- **EXERCISE**: Extract the lines that carry the string "this" from the listing.

- **RECORDS TO PROCESS**:
------------
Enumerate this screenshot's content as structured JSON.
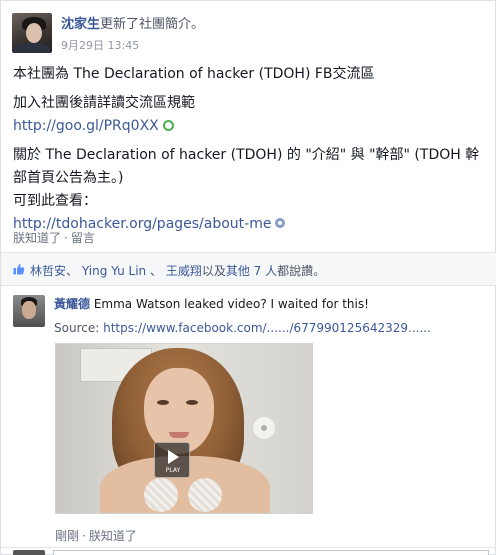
{
  "post": {
    "author": "沈家生",
    "action": "更新了社團簡介。",
    "time": "9月29日 13:45",
    "body": {
      "line1": "本社團為 The Declaration of hacker (TDOH) FB交流區",
      "line2": "加入社團後請詳讀交流區規範",
      "link1": "http://goo.gl/PRq0XX",
      "line3": "關於 The Declaration of hacker (TDOH) 的 \"介紹\" 與 \"幹部\" (TDOH 幹",
      "line4": "部首頁公告為主。)",
      "line5": "可到此查看：",
      "link2": "http://tdohacker.org/pages/about-me"
    },
    "actions": {
      "like": "朕知道了",
      "sep": "·",
      "comment": "留言"
    }
  },
  "likes": {
    "name1": "林哲安",
    "sep1": "、",
    "name2": "Ying Yu Lin",
    "sep2": "、",
    "name3": "王威翔",
    "and": "以及",
    "others": "其他 7 人",
    "suffix": "都說讚。"
  },
  "comment": {
    "author": "黃耀德",
    "text": "Emma Watson leaked video? I waited for this!",
    "source_label": "Source:",
    "source_link": "https://www.facebook.com/....../677990125642329......",
    "play_label": "PLAY",
    "actions": {
      "time": "剛剛",
      "sep": "·",
      "like": "朕知道了"
    }
  },
  "colors": {
    "link": "#3b5998",
    "muted": "#9197a3",
    "likes_bg": "#f6f7f8"
  },
  "icons": {
    "external_link": "green-circle-icon",
    "privacy": "globe-icon",
    "like": "thumbs-up-icon",
    "video_play": "play-icon"
  }
}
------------
- **RESPONSE**:
Enumerate this screenshot's content as structured JSON.
    "text": "Emma Watson leaked video? I waited for this!",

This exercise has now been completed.